▶ Exercise details: Answer with only the number of lines below where "gWBTC" appears.

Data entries
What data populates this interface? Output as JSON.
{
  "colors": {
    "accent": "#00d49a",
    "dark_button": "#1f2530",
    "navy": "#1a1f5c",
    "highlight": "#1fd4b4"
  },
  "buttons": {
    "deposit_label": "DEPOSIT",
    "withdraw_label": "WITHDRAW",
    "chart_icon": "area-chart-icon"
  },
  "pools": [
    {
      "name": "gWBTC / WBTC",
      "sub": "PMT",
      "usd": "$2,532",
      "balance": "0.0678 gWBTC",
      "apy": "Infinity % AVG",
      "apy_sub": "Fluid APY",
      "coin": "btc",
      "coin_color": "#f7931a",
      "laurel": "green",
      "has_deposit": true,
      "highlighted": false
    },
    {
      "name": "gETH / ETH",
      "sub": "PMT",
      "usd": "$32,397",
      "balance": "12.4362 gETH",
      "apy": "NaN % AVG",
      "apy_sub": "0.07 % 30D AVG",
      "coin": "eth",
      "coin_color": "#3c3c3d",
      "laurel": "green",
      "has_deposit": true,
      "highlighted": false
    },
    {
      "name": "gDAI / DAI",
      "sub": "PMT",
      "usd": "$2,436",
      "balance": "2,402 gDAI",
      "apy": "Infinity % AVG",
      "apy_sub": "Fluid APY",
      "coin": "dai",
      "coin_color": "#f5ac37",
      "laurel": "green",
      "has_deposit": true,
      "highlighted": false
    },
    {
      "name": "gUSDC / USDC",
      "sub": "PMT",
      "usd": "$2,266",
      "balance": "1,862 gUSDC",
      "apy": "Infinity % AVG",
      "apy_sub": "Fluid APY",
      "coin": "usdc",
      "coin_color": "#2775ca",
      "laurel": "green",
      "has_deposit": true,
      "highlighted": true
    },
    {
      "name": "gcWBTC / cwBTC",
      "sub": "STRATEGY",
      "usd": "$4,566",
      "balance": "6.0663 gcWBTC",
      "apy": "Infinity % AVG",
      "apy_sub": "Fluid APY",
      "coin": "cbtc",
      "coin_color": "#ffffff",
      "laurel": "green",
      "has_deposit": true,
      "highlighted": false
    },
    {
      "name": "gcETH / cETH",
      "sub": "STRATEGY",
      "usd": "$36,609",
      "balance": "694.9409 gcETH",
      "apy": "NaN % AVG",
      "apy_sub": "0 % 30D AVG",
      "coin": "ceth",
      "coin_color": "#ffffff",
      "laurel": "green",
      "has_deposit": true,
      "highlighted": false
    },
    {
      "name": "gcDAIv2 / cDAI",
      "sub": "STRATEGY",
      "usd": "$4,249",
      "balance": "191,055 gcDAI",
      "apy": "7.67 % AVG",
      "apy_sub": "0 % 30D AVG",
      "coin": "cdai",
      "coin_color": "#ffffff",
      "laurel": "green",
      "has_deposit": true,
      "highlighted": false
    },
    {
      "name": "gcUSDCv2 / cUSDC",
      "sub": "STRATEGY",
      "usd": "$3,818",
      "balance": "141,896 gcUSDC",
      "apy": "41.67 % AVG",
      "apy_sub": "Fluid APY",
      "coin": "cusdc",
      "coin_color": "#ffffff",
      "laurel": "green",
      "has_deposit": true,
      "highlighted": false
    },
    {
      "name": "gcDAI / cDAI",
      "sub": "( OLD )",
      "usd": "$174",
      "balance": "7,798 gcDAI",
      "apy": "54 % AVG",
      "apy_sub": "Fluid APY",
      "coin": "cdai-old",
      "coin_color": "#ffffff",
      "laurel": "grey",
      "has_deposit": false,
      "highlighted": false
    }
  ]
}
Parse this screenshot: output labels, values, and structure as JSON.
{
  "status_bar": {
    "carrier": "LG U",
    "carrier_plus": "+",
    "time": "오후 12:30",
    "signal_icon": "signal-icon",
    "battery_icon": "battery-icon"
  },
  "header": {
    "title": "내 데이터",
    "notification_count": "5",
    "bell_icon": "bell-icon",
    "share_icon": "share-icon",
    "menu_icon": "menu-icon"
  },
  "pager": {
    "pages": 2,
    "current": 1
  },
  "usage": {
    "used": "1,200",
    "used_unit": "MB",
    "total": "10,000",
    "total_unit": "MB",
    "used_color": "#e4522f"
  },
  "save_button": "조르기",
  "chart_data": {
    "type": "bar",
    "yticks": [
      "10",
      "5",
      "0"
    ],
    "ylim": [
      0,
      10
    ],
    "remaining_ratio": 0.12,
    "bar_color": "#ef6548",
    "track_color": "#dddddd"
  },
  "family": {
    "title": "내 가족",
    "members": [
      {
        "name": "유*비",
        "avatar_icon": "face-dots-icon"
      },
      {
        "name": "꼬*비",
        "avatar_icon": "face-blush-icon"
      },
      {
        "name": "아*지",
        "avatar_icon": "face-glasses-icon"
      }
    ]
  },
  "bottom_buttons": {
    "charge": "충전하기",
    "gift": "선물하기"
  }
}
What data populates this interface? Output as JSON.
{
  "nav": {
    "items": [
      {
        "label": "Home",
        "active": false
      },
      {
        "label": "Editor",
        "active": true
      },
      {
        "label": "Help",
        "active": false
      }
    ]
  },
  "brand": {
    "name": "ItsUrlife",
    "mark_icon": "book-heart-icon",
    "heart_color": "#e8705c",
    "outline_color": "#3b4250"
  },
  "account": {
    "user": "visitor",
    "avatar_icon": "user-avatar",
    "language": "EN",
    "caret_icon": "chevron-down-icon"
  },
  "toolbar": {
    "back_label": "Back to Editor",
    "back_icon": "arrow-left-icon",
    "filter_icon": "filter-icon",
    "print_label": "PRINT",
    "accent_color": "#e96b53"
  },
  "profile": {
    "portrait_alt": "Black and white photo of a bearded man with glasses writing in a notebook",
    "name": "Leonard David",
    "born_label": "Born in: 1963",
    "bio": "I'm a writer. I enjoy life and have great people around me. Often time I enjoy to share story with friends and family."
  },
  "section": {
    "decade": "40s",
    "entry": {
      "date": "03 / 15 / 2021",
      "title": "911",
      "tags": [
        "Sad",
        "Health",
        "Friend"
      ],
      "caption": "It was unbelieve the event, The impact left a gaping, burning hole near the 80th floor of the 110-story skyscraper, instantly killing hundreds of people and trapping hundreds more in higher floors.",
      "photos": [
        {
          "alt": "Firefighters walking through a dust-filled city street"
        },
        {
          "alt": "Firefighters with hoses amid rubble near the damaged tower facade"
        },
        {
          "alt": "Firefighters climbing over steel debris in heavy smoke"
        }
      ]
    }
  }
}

▶ Solution to the exercise: 2